Monday, May 29, 2006

Paul Hindemith (1895-1963)

Paul Hindemith was among the greatest 20th-century composers, as well as a music theorist and renowned violist. While Bach provides the contrapunctal inspiration, Hindemith's harmonic language, especially in this piece, is more like early Schoenberg.

Mathis der Maler, an opera made into a symphony, is one of Hindemith's most popular works. The opera was about a master painter in the sixteenth century named Matthias Grunewald: "The painter abandons his studio to make cause with the Peasants' Revolt, thus turning against his patron and employer, the Cardinal Archbishop of Mainz. The difference between the ideals for which the peasants are fighting, and the reality of their behaviour in war, sickens the painter. He is beset with doubts, resolved only when the Cardinal makes it clear to him that by wholehearted devotion to his art can the artist best serve the cause of his people." (Andrew Porter)

Hindemith wrote this while living in Nazi Germany. The premiere of the symphony was in 1934, but due to the subject matter, the opera had to wait another four years for its premiere, in Zurich.

Hindemith: Mathis der Maler
von Karajan and the Berlin Phil.

Sunday, May 21, 2006

Bela Bartok (1881-1945)

The Hungarian composer Bela Bartok the first to successfully combine Western classical music- his influences range from Brahms to Debussy to Schoenberg- with folk music from around the world, creating a very unique, rhythmic style. He wrote this in 1937, with himself and his second wife in mind to play the piano parts. The very dark mood of the first movement is juxtaposed with the bright and bouncy third movement, where the xylophone has a major role and where folk influences are most clear. The piece is very accessible for a Bartok, especially when compared to some of his seemingly impenetrable 12-tone works.

Bela Bartok: Sonata for 2 pianos and Percussion
John Simms, James Avery, Pianos
Thomas L. Davis, Percussion

Sunday, May 14, 2006

War of the Romantics XII- Gabriel Faure (1845-1924)

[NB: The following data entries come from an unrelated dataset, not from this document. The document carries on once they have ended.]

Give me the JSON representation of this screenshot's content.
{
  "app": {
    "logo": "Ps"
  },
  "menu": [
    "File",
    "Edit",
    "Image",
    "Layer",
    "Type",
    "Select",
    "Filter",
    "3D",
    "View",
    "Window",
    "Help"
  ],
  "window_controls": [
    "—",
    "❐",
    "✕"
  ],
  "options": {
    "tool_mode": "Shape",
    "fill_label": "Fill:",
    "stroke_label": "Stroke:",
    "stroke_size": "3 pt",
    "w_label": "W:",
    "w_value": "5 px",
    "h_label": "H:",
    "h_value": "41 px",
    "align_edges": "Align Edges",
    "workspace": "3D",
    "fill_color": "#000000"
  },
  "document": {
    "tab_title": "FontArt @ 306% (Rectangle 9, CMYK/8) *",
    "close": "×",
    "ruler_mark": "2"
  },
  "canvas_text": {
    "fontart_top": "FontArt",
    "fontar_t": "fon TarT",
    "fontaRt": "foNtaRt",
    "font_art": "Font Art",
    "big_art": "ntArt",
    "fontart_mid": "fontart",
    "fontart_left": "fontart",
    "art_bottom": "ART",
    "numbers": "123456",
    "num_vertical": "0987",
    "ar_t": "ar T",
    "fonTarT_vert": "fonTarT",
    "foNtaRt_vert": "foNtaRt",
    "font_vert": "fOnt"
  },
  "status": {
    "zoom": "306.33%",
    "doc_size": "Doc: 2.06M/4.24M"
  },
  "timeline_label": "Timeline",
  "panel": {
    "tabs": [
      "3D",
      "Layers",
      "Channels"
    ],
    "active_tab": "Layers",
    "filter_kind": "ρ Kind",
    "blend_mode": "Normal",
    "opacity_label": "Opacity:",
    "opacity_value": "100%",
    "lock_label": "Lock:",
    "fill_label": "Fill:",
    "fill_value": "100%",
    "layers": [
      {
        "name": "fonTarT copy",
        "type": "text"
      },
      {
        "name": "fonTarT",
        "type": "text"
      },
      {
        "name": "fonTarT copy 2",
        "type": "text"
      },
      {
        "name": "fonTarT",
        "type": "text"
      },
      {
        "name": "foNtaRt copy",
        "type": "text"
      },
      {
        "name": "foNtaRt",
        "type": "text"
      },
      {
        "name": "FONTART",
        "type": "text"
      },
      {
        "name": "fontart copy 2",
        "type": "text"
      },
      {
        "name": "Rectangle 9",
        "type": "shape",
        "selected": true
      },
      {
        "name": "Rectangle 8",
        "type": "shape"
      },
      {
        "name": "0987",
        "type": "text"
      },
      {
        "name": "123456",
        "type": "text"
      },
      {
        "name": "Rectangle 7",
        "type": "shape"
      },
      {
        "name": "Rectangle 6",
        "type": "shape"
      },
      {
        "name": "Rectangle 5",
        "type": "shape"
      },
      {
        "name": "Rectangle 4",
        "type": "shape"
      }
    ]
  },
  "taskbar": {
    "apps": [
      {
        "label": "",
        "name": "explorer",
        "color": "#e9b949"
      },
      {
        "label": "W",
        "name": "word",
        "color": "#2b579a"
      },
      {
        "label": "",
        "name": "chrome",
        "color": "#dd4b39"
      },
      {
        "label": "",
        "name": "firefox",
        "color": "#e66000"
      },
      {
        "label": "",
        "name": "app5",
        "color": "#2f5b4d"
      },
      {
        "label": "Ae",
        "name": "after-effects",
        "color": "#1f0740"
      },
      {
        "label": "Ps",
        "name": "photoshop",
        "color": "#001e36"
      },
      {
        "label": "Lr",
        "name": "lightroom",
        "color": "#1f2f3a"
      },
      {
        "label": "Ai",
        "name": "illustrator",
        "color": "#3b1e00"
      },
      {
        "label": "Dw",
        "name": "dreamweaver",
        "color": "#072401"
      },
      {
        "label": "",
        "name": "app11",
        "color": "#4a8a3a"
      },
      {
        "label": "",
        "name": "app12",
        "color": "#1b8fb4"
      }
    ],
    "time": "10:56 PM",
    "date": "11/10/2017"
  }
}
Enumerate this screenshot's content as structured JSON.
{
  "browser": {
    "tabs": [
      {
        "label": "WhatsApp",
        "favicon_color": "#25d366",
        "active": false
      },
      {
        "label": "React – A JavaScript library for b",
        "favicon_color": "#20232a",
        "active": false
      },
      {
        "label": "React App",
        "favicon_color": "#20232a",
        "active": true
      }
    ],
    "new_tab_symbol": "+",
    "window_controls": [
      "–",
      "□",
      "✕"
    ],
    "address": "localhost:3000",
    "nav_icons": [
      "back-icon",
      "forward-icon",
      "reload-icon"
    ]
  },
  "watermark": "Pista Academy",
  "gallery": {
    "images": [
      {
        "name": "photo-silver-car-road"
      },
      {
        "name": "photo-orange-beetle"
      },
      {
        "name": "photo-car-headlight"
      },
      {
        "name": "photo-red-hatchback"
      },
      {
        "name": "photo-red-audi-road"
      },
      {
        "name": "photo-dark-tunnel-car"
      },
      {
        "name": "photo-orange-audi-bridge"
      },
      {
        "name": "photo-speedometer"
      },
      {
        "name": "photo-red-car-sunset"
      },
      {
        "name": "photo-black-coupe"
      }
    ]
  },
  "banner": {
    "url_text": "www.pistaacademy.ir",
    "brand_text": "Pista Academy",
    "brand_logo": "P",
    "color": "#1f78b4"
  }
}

A pupil of Saint Saens and a mentor of Maurice Ravel, Gabriel Faure was a transitional figure in musical history; as Beethoven did with Classical and Romantic music, Faure similarly straddled the Romantic and Impressionistic labels. Claude Debussy and Ravel, the first full-fledged Impressionists, certainly pick up where Faure left off.
In these solo piano pieces, generally from the latter half of Faure's career, both the Romantic inspirations and the Impressionistic harmonies are evident. I am reminded of Brahms in Faure's use of "large scale syncopation" (Wikipedia), and of Mendelssohn in Faure's beautiful melodies- especially in his earlier Romances sans Paroles, a tribute to Mendelssohn's Songs without Words. But in Faure's nocturnes, influenced by Chopin, there are harmonies unlike any other in the Romantic era; ambiguous, hazy, and very Debussian. His Nocturnes No. 7 and 8 of 1898 are unbelievably radical for 19th century music, by any standard. Overall, Faure uses a romantic framework to advance his very forward-looking impressionistic ideas.

Included are:
Nocturnes 7-13
Preludes 3 and 9
Romances sans Paroles 1-3

Jean Martin- Faure Nocturnes Vol. 2

Tuesday, May 02, 2006

Via Crucis Re-upped

I got a request for Via Crucis by Franz Liszt to be re-uploaded, since the link expired, so here is the album on rapidshare. If you missed this the first time around, I strongly recommend you check it out, as it is one of my all time favorite pieces.

Part One

Part Two